PROBLEM DETAILS:
Please report every line from the material that contains the word "this".
· · ·
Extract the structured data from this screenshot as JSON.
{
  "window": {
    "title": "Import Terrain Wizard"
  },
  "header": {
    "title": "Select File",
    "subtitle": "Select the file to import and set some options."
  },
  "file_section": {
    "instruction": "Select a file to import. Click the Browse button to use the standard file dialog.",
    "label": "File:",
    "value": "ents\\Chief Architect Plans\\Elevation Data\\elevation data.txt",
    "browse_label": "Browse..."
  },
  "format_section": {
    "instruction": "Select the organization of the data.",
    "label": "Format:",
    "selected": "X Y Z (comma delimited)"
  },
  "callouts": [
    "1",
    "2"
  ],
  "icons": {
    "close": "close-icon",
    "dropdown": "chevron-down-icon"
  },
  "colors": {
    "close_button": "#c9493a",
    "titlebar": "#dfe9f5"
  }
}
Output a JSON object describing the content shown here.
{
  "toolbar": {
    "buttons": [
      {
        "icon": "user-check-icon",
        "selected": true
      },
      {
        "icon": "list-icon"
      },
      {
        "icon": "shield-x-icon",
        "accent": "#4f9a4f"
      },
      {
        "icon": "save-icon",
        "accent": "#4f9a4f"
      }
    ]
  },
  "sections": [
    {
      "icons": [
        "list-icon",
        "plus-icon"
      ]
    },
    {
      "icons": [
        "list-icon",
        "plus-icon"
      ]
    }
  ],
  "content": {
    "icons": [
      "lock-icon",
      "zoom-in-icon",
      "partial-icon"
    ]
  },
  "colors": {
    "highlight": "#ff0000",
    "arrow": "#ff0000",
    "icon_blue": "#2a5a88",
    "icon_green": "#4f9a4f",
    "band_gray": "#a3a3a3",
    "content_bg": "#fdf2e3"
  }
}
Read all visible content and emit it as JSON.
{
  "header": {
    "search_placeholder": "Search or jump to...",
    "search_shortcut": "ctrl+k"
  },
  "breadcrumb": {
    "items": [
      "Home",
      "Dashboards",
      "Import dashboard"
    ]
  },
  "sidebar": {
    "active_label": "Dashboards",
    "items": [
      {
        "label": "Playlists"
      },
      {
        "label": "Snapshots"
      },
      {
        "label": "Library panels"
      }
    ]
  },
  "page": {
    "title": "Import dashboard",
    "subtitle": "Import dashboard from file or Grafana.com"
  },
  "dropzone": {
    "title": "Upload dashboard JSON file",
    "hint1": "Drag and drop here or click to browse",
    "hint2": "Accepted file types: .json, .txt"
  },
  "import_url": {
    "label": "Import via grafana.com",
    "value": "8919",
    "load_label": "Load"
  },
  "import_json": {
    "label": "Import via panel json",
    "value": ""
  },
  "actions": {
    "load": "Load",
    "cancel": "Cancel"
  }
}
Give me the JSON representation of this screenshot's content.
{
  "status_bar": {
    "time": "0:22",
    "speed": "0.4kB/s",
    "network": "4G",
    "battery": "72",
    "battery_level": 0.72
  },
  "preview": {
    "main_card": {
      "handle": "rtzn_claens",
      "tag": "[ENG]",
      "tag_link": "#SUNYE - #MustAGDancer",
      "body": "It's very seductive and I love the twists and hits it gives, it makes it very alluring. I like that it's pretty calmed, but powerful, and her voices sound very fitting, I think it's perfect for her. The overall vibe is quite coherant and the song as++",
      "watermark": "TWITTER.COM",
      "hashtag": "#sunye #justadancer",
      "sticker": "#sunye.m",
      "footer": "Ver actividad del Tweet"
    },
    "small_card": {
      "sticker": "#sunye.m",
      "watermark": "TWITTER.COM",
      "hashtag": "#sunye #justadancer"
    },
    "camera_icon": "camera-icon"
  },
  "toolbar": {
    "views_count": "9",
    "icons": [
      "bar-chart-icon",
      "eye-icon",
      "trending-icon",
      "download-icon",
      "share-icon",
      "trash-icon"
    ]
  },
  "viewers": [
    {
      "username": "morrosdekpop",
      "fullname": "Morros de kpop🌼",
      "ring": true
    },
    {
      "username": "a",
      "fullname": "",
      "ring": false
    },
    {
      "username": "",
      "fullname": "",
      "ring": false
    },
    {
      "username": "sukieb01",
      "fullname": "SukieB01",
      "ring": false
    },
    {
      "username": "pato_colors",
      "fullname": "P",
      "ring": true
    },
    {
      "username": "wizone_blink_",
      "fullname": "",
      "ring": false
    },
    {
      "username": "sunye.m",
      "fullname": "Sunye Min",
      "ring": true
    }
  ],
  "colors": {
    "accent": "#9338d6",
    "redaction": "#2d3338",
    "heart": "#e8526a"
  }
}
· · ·
OUTPUT:
Extract the structured data from this screenshot as JSON.
Give me the JSON representation of this screenshot's content.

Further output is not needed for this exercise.